I struggle with lots of things in my life; my weight, certain family relationships, feeling like I’m keeping up with everything that needs to be done, but there are some days these things are OK. I am at peace with them, and it doesn’t feel like a constant battle. However, the one thing I am always fighting against is the sense of helplessness and loss of control over my son’s seizures. It’s always nagging at the back of my mind. I’m always questioning, will he have a seizure today? If so, will we go to the hospital? Should we change his meds? Should we see a new doctor? Could I be doing something different to help him? Questions, questions, questions! And I’m a girl who likes answers.

The one question that comes to me over and over is why. “Why?” I bet I’ve asked God hundreds of times why this precious little boy has to suffer. Sometimes the question has a hint of anger. Sometimes brokenness. Sometimes frustration. I’ve never felt like I’ve gotten an answer from God.

Not long ago, after a seizure, I was desperate, angry and tired. I figured there was no use pretending and trying to hide these emotions from God. He knows my thoughts and feelings anyway; so once again I asked God why. I expected, almost demanded an answer. Part of me wanted to say to Him, “I’m not following you anymore if you can’t help me understand this. I know you have a reason, can you please share it with me.” He led me to Deuteronomy 29:19.

The secret things belong to the Lord our God, but the things revealed belong to us and our children forever, that we may follow all the words of this law.

I didn’t understand. Then I looked at the notes, which read,

“There are some secrets God has chosen not to reveal to us, possibly for the following reasons: (1) our finite minds cannot fully understand the infinite aspects of God’s nature and the universe (Ecclesiastes 3:11); (2) some things are unnecessary for us to know until we are more mature; (3) God is infinite and all knowing, and we do not have the capacity to know everything there is to know about obeying him, he has told us enough. Thus disobedience comes from an act of the will, not a lack of knowledge. Through God’s Word we know enough about him to be saved by faith and to serve him. We must not use the limitation of our knowledge as an excuse to reject his claim on our life.” (Zondervan Life Application Study Bible)

So, I had my answer.
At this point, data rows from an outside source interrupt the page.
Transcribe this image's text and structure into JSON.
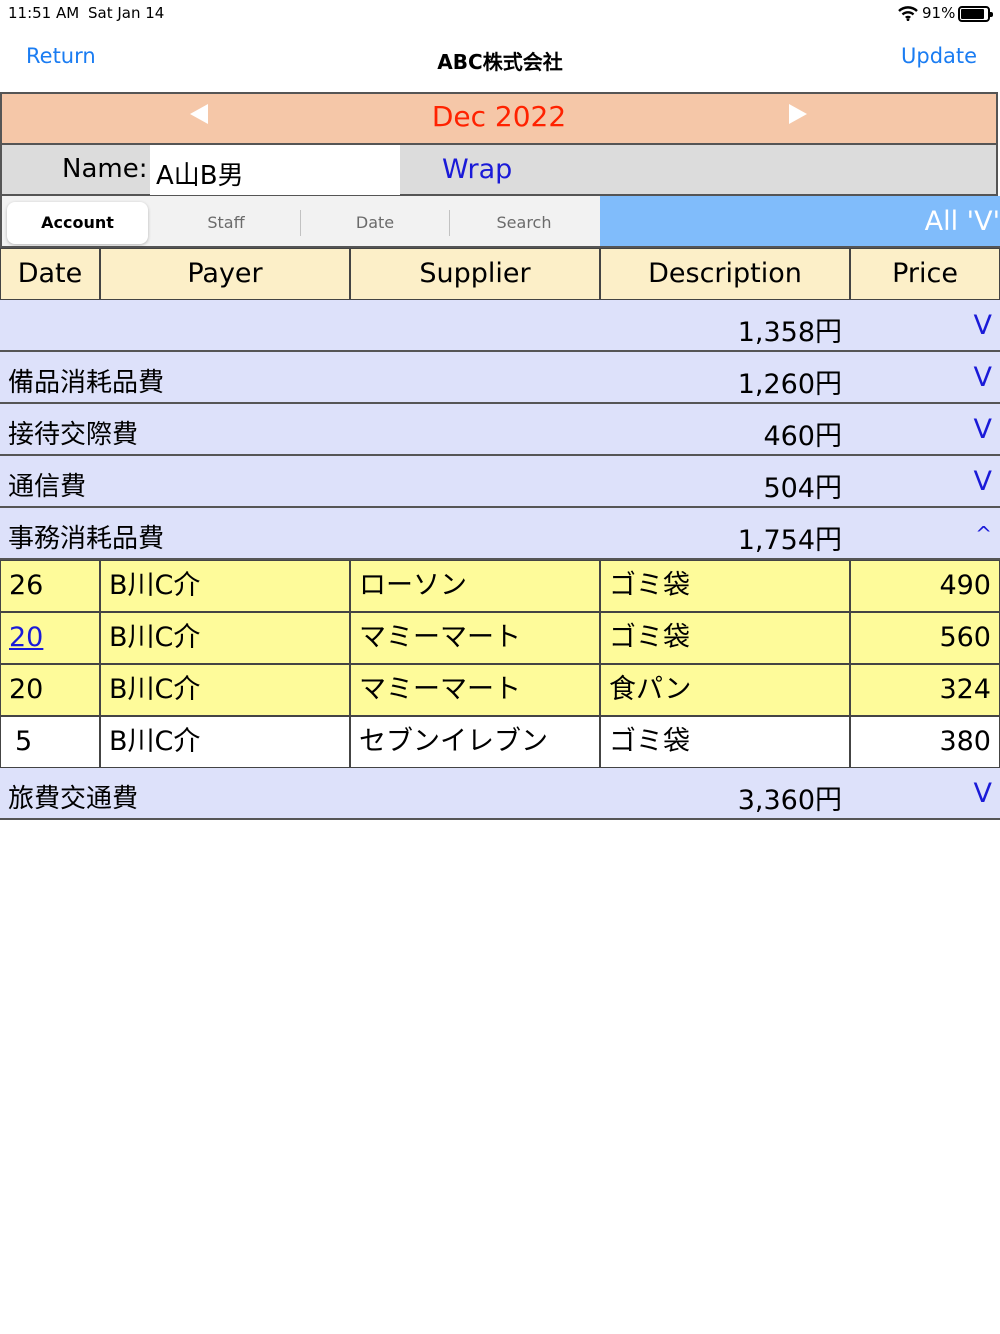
{
  "status_bar": {
    "time": "11:51 AM",
    "date": "Sat Jan 14",
    "battery": "91%"
  },
  "nav": {
    "back_label": "Return",
    "title": "ABC株式会社",
    "update_label": "Update"
  },
  "month": {
    "label": "Dec 2022"
  },
  "name": {
    "label": "Name:",
    "value": "A山B男",
    "wrap_label": "Wrap"
  },
  "segments": {
    "items": [
      "Account",
      "Staff",
      "Date",
      "Search"
    ],
    "selected": "Account"
  },
  "filter": {
    "label": "All 'V'"
  },
  "columns": [
    "Date",
    "Payer",
    "Supplier",
    "Description",
    "Price"
  ],
  "groups": [
    {
      "name": "",
      "amount": "1,358円",
      "toggle": "V"
    },
    {
      "name": "備品消耗品費",
      "amount": "1,260円",
      "toggle": "V"
    },
    {
      "name": "接待交際費",
      "amount": "460円",
      "toggle": "V"
    },
    {
      "name": "通信費",
      "amount": "504円",
      "toggle": "V"
    },
    {
      "name": "事務消耗品費",
      "amount": "1,754円",
      "toggle": "^"
    },
    {
      "name": "旅費交通費",
      "amount": "3,360円",
      "toggle": "V"
    }
  ],
  "details": [
    {
      "date": "26",
      "payer": "B川C介",
      "supplier": "ローソン",
      "description": "ゴミ袋",
      "price": "490"
    },
    {
      "date": "20",
      "payer": "B川C介",
      "supplier": "マミーマート",
      "description": "ゴミ袋",
      "price": "560"
    },
    {
      "date": "20",
      "payer": "B川C介",
      "supplier": "マミーマート",
      "description": "食パン",
      "price": "324"
    },
    {
      "date": "5",
      "payer": "B川C介",
      "supplier": "セブンイレブン",
      "description": "ゴミ袋",
      "price": "380"
    }
  ],
  "colors": {
    "accent": "#1a7cf2",
    "month_bar": "#f5c7a8",
    "month_text": "#ff2200",
    "group_row": "#dde1fa",
    "detail_row": "#fefb9a",
    "header_row": "#fcefc8",
    "filter_bar": "#80bcfb"
  }
}
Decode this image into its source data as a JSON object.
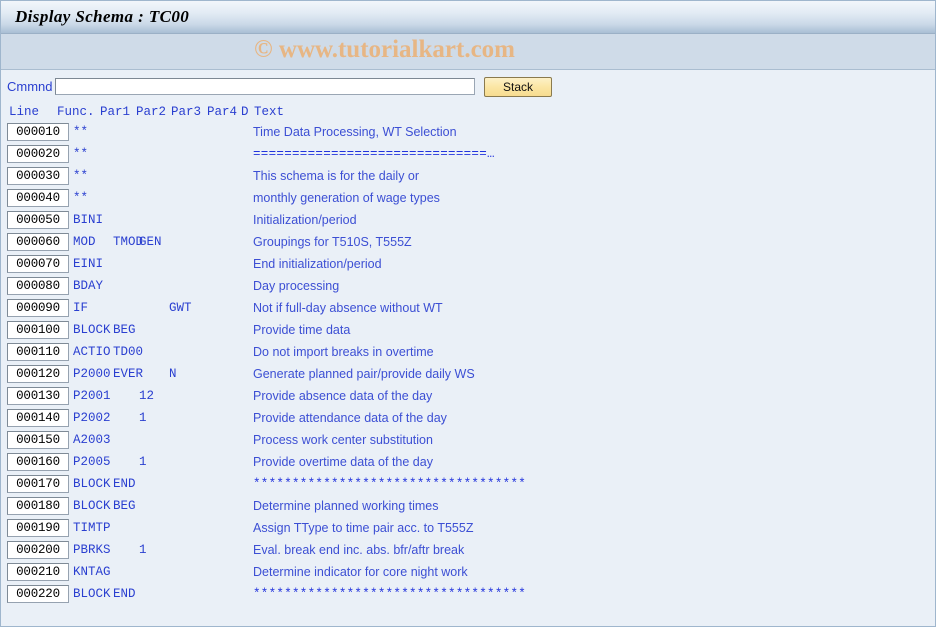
{
  "window": {
    "title": "Display Schema : TC00"
  },
  "watermark": {
    "text": "© www.tutorialkart.com"
  },
  "command_bar": {
    "label": "Cmmnd",
    "input_value": "",
    "input_placeholder": "",
    "stack_button": "Stack"
  },
  "table": {
    "headers": {
      "line": "Line",
      "func": "Func.",
      "par1": "Par1",
      "par2": "Par2",
      "par3": "Par3",
      "par4": "Par4",
      "d": "D",
      "text": "Text"
    },
    "rows": [
      {
        "line": "000010",
        "func": "**",
        "par1": "",
        "par2": "",
        "par3": "",
        "par4": "",
        "d": "",
        "text": "Time Data Processing, WT Selection",
        "text_kind": "text"
      },
      {
        "line": "000020",
        "func": "**",
        "par1": "",
        "par2": "",
        "par3": "",
        "par4": "",
        "d": "",
        "text": "==============================…",
        "text_kind": "symbols"
      },
      {
        "line": "000030",
        "func": "**",
        "par1": "",
        "par2": "",
        "par3": "",
        "par4": "",
        "d": "",
        "text": "This schema is for the daily or",
        "text_kind": "text"
      },
      {
        "line": "000040",
        "func": "**",
        "par1": "",
        "par2": "",
        "par3": "",
        "par4": "",
        "d": "",
        "text": "monthly generation of wage types",
        "text_kind": "text"
      },
      {
        "line": "000050",
        "func": "BINI",
        "par1": "",
        "par2": "",
        "par3": "",
        "par4": "",
        "d": "",
        "text": "Initialization/period",
        "text_kind": "text"
      },
      {
        "line": "000060",
        "func": "MOD",
        "par1": "TMOD",
        "par2": "GEN",
        "par3": "",
        "par4": "",
        "d": "",
        "text": "Groupings for T510S, T555Z",
        "text_kind": "text"
      },
      {
        "line": "000070",
        "func": "EINI",
        "par1": "",
        "par2": "",
        "par3": "",
        "par4": "",
        "d": "",
        "text": "End initialization/period",
        "text_kind": "text"
      },
      {
        "line": "000080",
        "func": "BDAY",
        "par1": "",
        "par2": "",
        "par3": "",
        "par4": "",
        "d": "",
        "text": "Day processing",
        "text_kind": "text"
      },
      {
        "line": "000090",
        "func": "IF",
        "par1": "",
        "par2": "",
        "par3": "GWT",
        "par4": "",
        "d": "",
        "text": "Not if full-day absence without WT",
        "text_kind": "text"
      },
      {
        "line": "000100",
        "func": "BLOCK",
        "par1": "BEG",
        "par2": "",
        "par3": "",
        "par4": "",
        "d": "",
        "text": "Provide time data",
        "text_kind": "text"
      },
      {
        "line": "000110",
        "func": "ACTIO",
        "par1": "TD00",
        "par2": "",
        "par3": "",
        "par4": "",
        "d": "",
        "text": "Do not import breaks in overtime",
        "text_kind": "text"
      },
      {
        "line": "000120",
        "func": "P2000",
        "par1": "EVER",
        "par2": "",
        "par3": "N",
        "par4": "",
        "d": "",
        "text": "Generate planned pair/provide daily WS",
        "text_kind": "text"
      },
      {
        "line": "000130",
        "func": "P2001",
        "par1": "",
        "par2": "12",
        "par3": "",
        "par4": "",
        "d": "",
        "text": "Provide absence data of the day",
        "text_kind": "text"
      },
      {
        "line": "000140",
        "func": "P2002",
        "par1": "",
        "par2": "1",
        "par3": "",
        "par4": "",
        "d": "",
        "text": "Provide attendance data of the day",
        "text_kind": "text"
      },
      {
        "line": "000150",
        "func": "A2003",
        "par1": "",
        "par2": "",
        "par3": "",
        "par4": "",
        "d": "",
        "text": "Process work center substitution",
        "text_kind": "text"
      },
      {
        "line": "000160",
        "func": "P2005",
        "par1": "",
        "par2": "1",
        "par3": "",
        "par4": "",
        "d": "",
        "text": "Provide overtime data of the day",
        "text_kind": "text"
      },
      {
        "line": "000170",
        "func": "BLOCK",
        "par1": "END",
        "par2": "",
        "par3": "",
        "par4": "",
        "d": "",
        "text": "***********************************",
        "text_kind": "symbols"
      },
      {
        "line": "000180",
        "func": "BLOCK",
        "par1": "BEG",
        "par2": "",
        "par3": "",
        "par4": "",
        "d": "",
        "text": "Determine planned working times",
        "text_kind": "text"
      },
      {
        "line": "000190",
        "func": "TIMTP",
        "par1": "",
        "par2": "",
        "par3": "",
        "par4": "",
        "d": "",
        "text": "Assign TType to time pair acc. to T555Z",
        "text_kind": "text"
      },
      {
        "line": "000200",
        "func": "PBRKS",
        "par1": "",
        "par2": "1",
        "par3": "",
        "par4": "",
        "d": "",
        "text": "Eval. break end inc. abs. bfr/aftr break",
        "text_kind": "text"
      },
      {
        "line": "000210",
        "func": "KNTAG",
        "par1": "",
        "par2": "",
        "par3": "",
        "par4": "",
        "d": "",
        "text": "Determine indicator for core night work",
        "text_kind": "text"
      },
      {
        "line": "000220",
        "func": "BLOCK",
        "par1": "END",
        "par2": "",
        "par3": "",
        "par4": "",
        "d": "",
        "text": "***********************************",
        "text_kind": "symbols"
      }
    ]
  },
  "colors": {
    "title_bar_top": "#f2f6fb",
    "title_bar_bottom": "#a9bed4",
    "watermark_band": "#cfdbe8",
    "page_background": "#eaf0f7",
    "text_blue": "#2a3fd0",
    "watermark_orange": "#e7b684",
    "button_yellow": "#fbe6a4"
  }
}
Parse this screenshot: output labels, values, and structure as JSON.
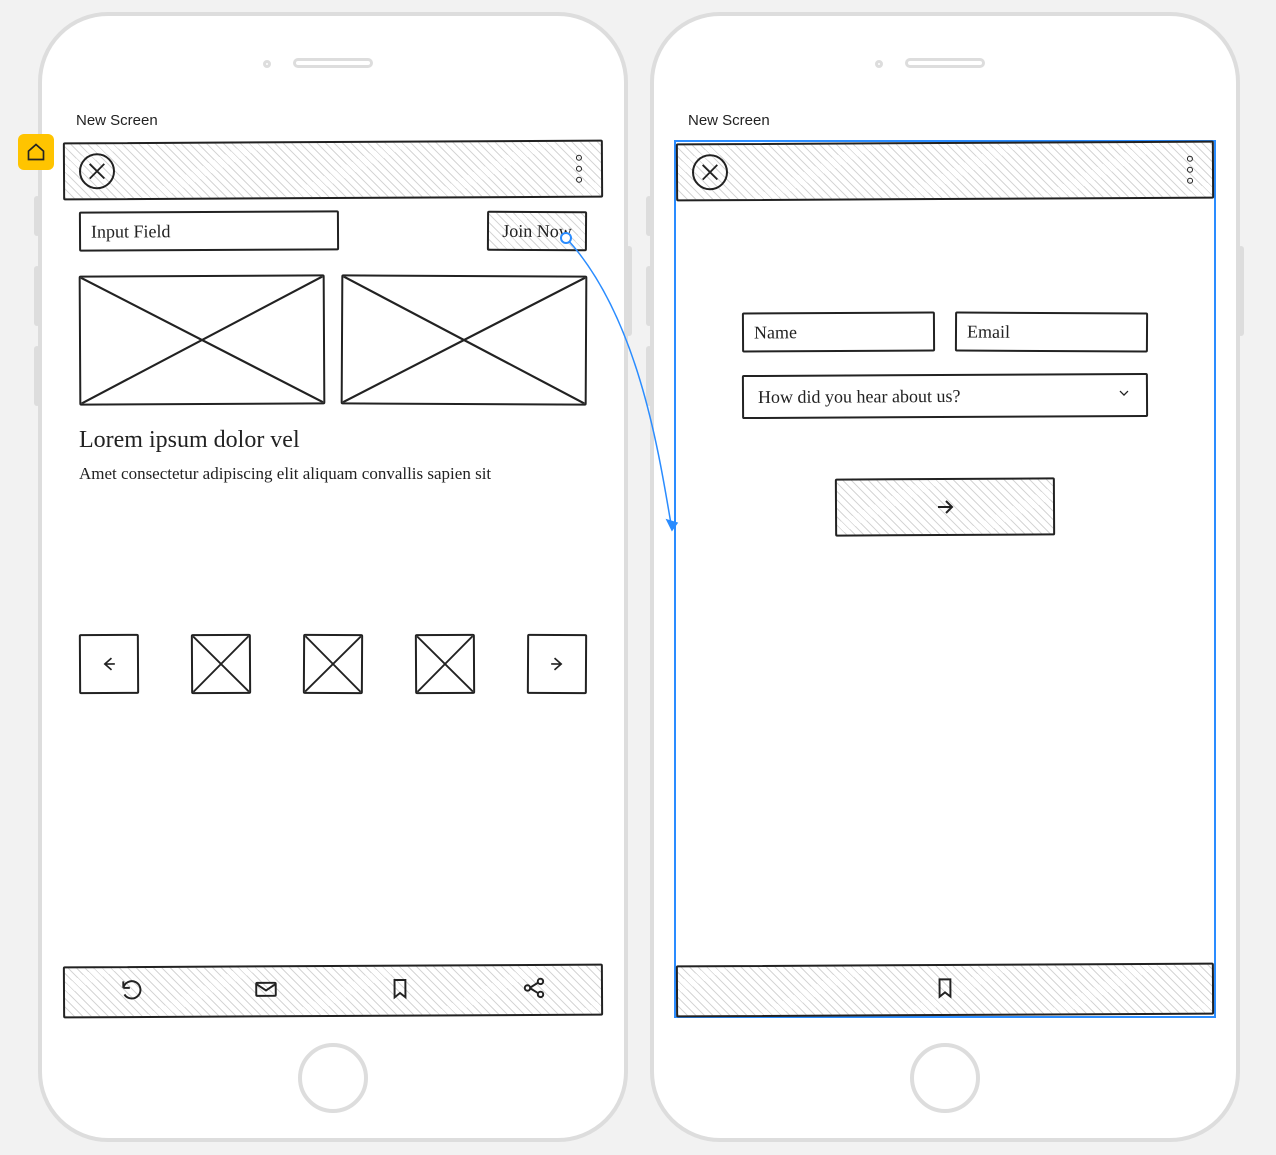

He doesn’t have to explain His reasons to me. I still have to follow and obey. Even so, I wanted to argue back. “But it’s too hard. I can’t do it.”
But as I kept reading His Word, I came to Deuteronomy 30:11

Now what I am commanding you today is not too difficult for you or beyond your reach. It is not up in heaven, so that you have to ask, “Who will ascend into heaven to get it and proclaim it to us so that we may obey it?” Nor is it beyond the sea, so that you have to ask, “Who will cross the sea to get it and proclaim it to us so that we may obey it?” No, the word is very near you; it is in your mouth and in your heart so you may obey it.

“The Word is very near.” It reminded me of John 1:1

In the beginning was the Word, and the Word was with God, and the Word was God.

It reminded me Christ is near. I don’t have to do it by myself.

Following God’s commands is not always easy. He doesn’t promise we won’t have questions. He doesn’t promise we won’t fight battles. He doesn’t promise we won’t sometimes feel discouraged. He does however promise he will never leave us or forsake us (Hebrews 13:5). He does promise all things work together for good (Romans 8:28). And He does promise even when we sometimes plead for him to remove some struggle, His grace is sufficient (2 Corinthians 12:9).

One Response to Questions
  1. Elizabeth Mahlou
    August 23, 2009 | 11:02 pm

    Well said! I have asked similar questions and was directed to Job. It took five readings to get beyond the traditional explanation. I finally “got” it. It is too much to elucidate in a comment. I will try to post the whole story, probably at Mahlou Musings (

    On a highly practical level, does your son’s medicines not control his seizures? (I understand your situation. My daughter has had epilepsy all her life; she is now 32 and living independently, but she is not allowed to drive because we have no way of knowing that her medicine will completely control all her seizures; we think she still has some absence seizures occasionally. Otherwise, she is quite happy.)